There has been enough coverage of the tragedy in America, but the reaction from good people has given me a reason to hope that this can be squelched and we can still move forward in due time.
So purely for entertainment purposes I intend to tell you about my trip into work this morning.
First, some background. I have a two mile trip down our rural gravel road to the U.S. Highway 61 where my elevation changes from 1200 feet above sea level down to 600 feet above sea level right next to Lake Superior.
Winter is another matter altogether. We can have snow at the farm and rain at the lake. Or rain and freezing rain. Or just rain on a frozen road. We had the latter in the past 24 hours. We never used to have rain in the winter, but that was thirty years ago. Things are very different now (but that isn't true according to the idiocracy in charge) and we get rain in the winter along with the usual snow and sub zero temperatures.The road is plowed by the county as the school bus needs to take kids to school and needs to get through so that the kids don't turn out as stupid as the previous generation. We can only hope.

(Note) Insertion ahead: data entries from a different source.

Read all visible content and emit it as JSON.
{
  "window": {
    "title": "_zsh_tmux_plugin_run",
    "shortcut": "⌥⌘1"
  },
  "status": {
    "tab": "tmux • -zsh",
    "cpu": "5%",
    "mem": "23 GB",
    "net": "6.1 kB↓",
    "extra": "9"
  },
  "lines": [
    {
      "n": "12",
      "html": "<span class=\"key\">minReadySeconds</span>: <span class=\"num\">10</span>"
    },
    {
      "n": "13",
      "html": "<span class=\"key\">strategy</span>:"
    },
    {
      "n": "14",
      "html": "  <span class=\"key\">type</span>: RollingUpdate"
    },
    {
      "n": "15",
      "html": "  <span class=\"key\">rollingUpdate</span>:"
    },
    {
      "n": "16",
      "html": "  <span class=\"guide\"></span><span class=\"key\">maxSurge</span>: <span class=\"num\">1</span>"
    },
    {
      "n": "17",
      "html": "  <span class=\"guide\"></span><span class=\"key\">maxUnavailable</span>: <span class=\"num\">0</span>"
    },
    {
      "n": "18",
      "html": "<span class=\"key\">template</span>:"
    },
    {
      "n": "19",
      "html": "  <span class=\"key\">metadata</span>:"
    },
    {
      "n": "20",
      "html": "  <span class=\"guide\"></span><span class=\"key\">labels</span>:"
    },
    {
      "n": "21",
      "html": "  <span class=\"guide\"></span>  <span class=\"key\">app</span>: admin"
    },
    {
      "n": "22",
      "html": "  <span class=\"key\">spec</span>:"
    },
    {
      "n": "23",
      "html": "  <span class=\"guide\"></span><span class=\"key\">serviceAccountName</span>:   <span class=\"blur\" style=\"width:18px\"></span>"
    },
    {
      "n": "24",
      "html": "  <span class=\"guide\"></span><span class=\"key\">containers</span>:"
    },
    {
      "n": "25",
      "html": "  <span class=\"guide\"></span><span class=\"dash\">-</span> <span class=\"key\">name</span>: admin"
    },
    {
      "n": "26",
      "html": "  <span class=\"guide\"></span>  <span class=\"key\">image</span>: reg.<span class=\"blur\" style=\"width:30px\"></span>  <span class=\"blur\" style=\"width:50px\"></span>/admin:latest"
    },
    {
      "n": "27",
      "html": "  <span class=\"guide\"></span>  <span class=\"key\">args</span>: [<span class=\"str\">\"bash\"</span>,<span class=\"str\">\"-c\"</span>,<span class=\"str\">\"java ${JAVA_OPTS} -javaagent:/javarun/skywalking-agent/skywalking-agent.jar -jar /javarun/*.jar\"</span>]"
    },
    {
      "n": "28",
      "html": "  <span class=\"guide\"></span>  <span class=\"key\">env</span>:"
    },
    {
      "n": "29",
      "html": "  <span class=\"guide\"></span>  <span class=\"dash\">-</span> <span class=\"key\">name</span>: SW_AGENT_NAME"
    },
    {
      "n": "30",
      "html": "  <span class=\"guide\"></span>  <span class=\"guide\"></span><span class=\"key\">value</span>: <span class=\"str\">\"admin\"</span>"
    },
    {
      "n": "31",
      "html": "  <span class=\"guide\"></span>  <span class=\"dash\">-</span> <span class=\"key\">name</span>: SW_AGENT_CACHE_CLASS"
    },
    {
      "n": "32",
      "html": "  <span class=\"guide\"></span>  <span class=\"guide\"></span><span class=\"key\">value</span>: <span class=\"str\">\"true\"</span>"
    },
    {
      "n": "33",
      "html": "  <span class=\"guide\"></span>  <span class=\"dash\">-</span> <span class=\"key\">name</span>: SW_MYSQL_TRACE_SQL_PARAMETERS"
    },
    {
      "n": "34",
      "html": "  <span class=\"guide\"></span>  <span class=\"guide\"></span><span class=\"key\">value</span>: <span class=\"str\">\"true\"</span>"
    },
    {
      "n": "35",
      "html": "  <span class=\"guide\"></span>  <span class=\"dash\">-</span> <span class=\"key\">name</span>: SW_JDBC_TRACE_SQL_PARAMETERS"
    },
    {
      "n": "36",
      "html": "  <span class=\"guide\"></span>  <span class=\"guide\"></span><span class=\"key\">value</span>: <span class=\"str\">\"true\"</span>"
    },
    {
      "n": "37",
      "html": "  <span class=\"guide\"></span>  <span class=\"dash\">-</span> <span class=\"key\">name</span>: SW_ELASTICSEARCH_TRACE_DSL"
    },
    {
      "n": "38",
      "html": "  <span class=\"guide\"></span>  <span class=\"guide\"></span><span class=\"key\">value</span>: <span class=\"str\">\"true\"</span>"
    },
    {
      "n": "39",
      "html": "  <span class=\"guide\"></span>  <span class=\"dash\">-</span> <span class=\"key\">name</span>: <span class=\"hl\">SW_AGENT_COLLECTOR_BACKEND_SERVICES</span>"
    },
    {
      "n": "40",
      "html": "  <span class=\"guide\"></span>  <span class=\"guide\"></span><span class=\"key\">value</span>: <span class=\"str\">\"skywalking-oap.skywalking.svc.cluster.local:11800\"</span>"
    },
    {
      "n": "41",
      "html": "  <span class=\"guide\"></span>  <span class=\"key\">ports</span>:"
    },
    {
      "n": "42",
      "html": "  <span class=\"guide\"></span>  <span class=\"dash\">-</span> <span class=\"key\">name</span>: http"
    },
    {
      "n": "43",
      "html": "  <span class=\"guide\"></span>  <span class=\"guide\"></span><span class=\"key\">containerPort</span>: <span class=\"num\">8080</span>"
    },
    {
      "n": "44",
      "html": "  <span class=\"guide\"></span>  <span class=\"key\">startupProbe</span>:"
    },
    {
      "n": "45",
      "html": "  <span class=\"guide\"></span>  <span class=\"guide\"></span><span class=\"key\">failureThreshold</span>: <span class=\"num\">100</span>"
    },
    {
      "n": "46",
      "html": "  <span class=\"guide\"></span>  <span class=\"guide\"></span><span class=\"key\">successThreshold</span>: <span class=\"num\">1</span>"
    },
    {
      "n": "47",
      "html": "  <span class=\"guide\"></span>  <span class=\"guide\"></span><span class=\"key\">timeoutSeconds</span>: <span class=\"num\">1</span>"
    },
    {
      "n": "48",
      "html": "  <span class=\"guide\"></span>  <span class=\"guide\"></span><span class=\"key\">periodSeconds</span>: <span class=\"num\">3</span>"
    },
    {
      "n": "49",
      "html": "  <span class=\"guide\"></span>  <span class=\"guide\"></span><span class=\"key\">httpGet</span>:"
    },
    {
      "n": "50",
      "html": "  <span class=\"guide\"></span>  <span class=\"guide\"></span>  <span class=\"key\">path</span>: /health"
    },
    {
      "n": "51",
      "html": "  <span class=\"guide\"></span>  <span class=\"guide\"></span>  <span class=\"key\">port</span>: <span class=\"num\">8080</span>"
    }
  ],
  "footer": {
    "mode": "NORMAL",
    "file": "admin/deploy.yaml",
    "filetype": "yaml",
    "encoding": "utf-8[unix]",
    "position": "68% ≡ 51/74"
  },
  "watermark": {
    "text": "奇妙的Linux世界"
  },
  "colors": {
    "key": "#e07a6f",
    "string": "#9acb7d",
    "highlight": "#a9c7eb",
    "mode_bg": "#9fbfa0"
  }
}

Usually the road is covered in hard-packed snow and he plows usually put down a little sand in the slippery spots. Today, however, is Saturday and the school kids and plow drivers sleep in. I was expected to be at work at eight this morning after a night of temperatures hovering around freezing and an occasional light drizzle.
I pull out onto the road in four wheel drive expecting it to be slippery. It was, but by the farm it wasn't so bad. There were even a few parts of road bed exposed giving me some traction. As I descended the hill I could tell by the glare on the road that conditions were deteriorating rapidly. Gravity was doing its part to speed me up from the 40 or 45 mph speed I had reached. I saw some gravelly spots in the road and carefully applied my brakes to slow down the 6500 pounds of steel and plastic surrounding me. Gravity kept wanting me to go faster. I slowed down enough to get it back into second gear and the transmission and gravity fought like demons to gain control of the situation.
Now comes the fun part where my monologue kicks in. "Oh shit, oh shit, oh shit!" I exclaimed while pinching my cheeks and increasing my death grip on the steering wheel. I am about to enter the ess curves where the road is protected from sun and wind by trees and therefore has the smoothness of glass with a fresh coat of polish.
I touched my brakes and immediately started sliding and just as immediately let off the brakes. I was close to the edge of the road which is good and bad. The edge has a little traction as it is not quite as smooth, but there is a ditch hidden under the snow. I am trying to remember at the speed of a Hal 2000 what it looks like in summer at that piece of road. Will I end up in the ditch or stay almost in control? I manage to get the speed under 10 mph and jamb it down into first gear. The wheels are still turning, but not as fast as I am actually going. The truck shimmies a little left and a little right. I have minimal steering control and don't dare touch the brakes or I will be in the ditch or the trees. At least at this speed I won't die. I slide a little sideways and try to straighten out again using the edge of the road. It catches traction at the last second and my heart is in my throat along with a taste of breakfast. At this point I am barely moving forward, but with only 50 yards to go until clear road I am pretty sure I will make it.
I take the truck out of four wheel drive and am on a wet, paved highway increasing my speed. After a mile or two I remember to start breathing again and check to see if my pants are still dry. All is well.
I call the sheriff's office when I get to work and talk to the dispatcher, who used to keep a horse here, and tell her that our road is impassable. The county boys are already hard at it and the road is well sanded by the time I come home. Nothing like a little adrenaline to get your day started.